What debt collectors can and can't do under CFPB rule
The Consumer Financial Protection Bureau released a final debt collection rule on Friday that restricts how often collectors can call borrowers to seven calls per week but for the first time allows communications by voice mail, email and text messages.
The CFPB established rules to allow the use of technologies developed after the Fair Debt Collection Practices Act passed in 1977. Consumers can opt out of such modern communications.
“With the vast changes in communications since the FDCPA was passed more than four decades ago, it is important to provide clear rules of the road,” CFPB Director Kathy Kraninger said in a press release. “Our debt collection rulemaking provides limits on debt collectors and provides clear rights for consumers. With this modernized debt collection rule, consumers will have greater control when communicating with debt collectors.”
Debt collectors are required to offer consumers “a reasonable and simple method” to opt out of communications sent to a specific email address or phone number, the CFPB said. If a debt collector uses electronic communications to reach a consumer, the consumer can use the same technology to submit a "cease communication" request or notify the debt collector that they refuse to pay the debt, the CFPB said.
Consumer advocates have criticized the rule for opening the floodgates for collectors to bombard consumers with texts and emails.
The rule provides a safe harbor to debt collectors that call consumers seven times a week or less by phone. But violating that limit may not automatically result in a penalty. The CFPB said other factors must be considered when a debt collector exceeds the seven-call cap, such as whether the calls “had the intent to annoy, abuse, or harass the person at the called number.” Still, when a collector exceeds the seven-call cap, it is grounds for a consumer to sue.
Also notable is that the CFPB did not provide clarity to the industry about validation notices, which debt collectors are required to send to consumers notifying them of an outstanding debt. The notices are a critical piece of the debt collection process that can have an impact on a consumer's right to dispute the debt. The bureau said it is still doing qualitative testing on validation notices.

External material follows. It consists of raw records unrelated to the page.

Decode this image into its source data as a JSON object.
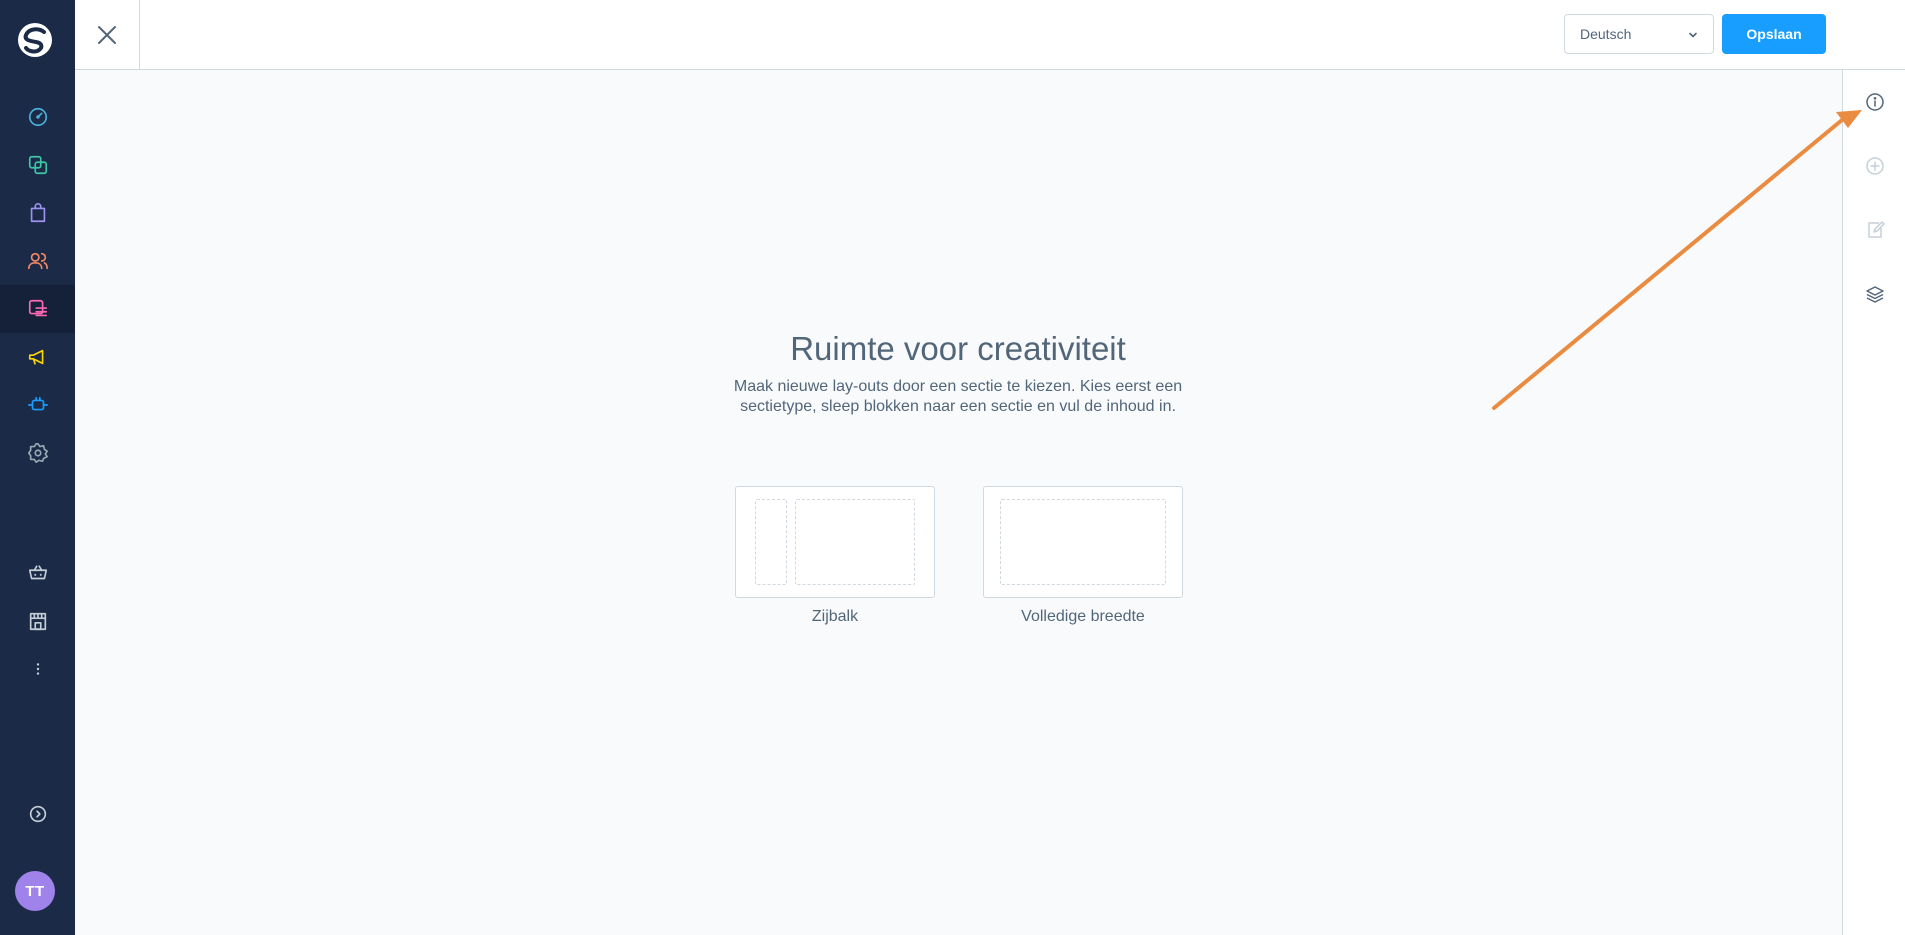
{
  "header": {
    "language": "Deutsch",
    "save_label": "Opslaan"
  },
  "user": {
    "initials": "TT"
  },
  "empty_state": {
    "title": "Ruimte voor creativiteit",
    "description": "Maak nieuwe lay-outs door een sectie te kiezen. Kies eerst een sectietype, sleep blokken naar een sectie en vul de inhoud in."
  },
  "section_types": [
    {
      "label": "Zijbalk"
    },
    {
      "label": "Volledige breedte"
    }
  ],
  "sidebar": {
    "icons": [
      "dashboard-icon",
      "catalogue-icon",
      "orders-icon",
      "customers-icon",
      "content-icon",
      "marketing-icon",
      "extensions-icon",
      "settings-icon",
      "sales-channel-icon",
      "storefront-icon",
      "more-icon",
      "collapse-icon"
    ]
  },
  "side_panel": {
    "icons": [
      "info-icon",
      "add-block-icon",
      "edit-icon",
      "layers-icon"
    ]
  },
  "colors": {
    "sidebar_bg": "#1b2a47",
    "primary": "#189eff",
    "annotation_arrow": "#e98b41",
    "text": "#52667a"
  }
}
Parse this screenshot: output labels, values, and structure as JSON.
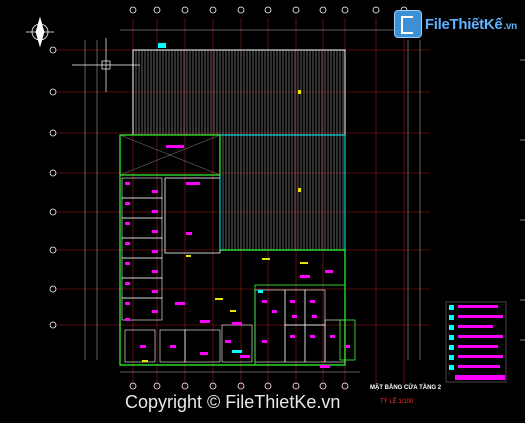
{
  "watermark": {
    "brand_part1": "File",
    "brand_part2": "Thiết",
    "brand_part3": "Kế",
    "brand_domain": ".vn",
    "copyright": "Copyright © FileThietKe.vn"
  },
  "drawing": {
    "sheet_title": "MẶT BẰNG CỬA TẦNG 2",
    "sheet_subtitle": "TỶ LỆ 1/100"
  },
  "colors": {
    "background": "#000000",
    "grid_line": "#b22222",
    "axis_bubble": "#ffffff",
    "wall": "#ffffff",
    "room_outline": "#33ff33",
    "roof_outline": "#00ffff",
    "door_tag": "#ff00ff",
    "dimension": "#ff3030"
  },
  "axis_marks": {
    "top_count": 12,
    "left_count": 8
  }
}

“Much of the litigation in debt collection revolves around validation notices so for industry that is a big punt because it harms all stakeholders,” said Joann Needleman, an attorney at the law firm Clark Hill.
In another win for collectors, the bureau dropped its so-called "meaningful involvement" requirement, under which an attorney who sends a letter using letterhead must actually be involved in the collection process.
The National Creditors Bar Association thanked the CFPB in a statement for its "careful attention to our members' concerns on regulating attorney conduct and the importance of the independence of the practice of law."
The rule clarifies that the FDCPA’s general prohibition on harassing, oppressive, or abusive conduct applies to email and text messages, not just phone calls. The final rule restates the FDCPA’s prohibitions on false, deceptive, unfair and misleading practices.
The rule created a new term — limited-content message — to describe a voice-mail message left for a consumer that does not contain information subject to FDCPA's restrictions on communication.
“This definition permits a debt collector to leave a voicemail message for a consumer that is not a communication under the FDCPA or the final rule and therefore is not subject to certain requirements or restrictions,” the rule states.
The rule also clarifies debt collectors’ obligation to retain records showing compliance or noncompliance with the FDCPA and Regulation F, and prohibits the sale or transfer of certain debts.
It also clarifies debt collectors’ obligations when responding to duplicative disputes. The rule also generally allows collectors to discuss a debt with a personal representative of a deceased consumer’s estate.
The CFPB said it intends to publish a second rulemaking in December focused on the disclosures of time-barred debt that essentially would prohibit collectors from suing or threatening to sue on debts they know or should know have exceeded the statute of limitations.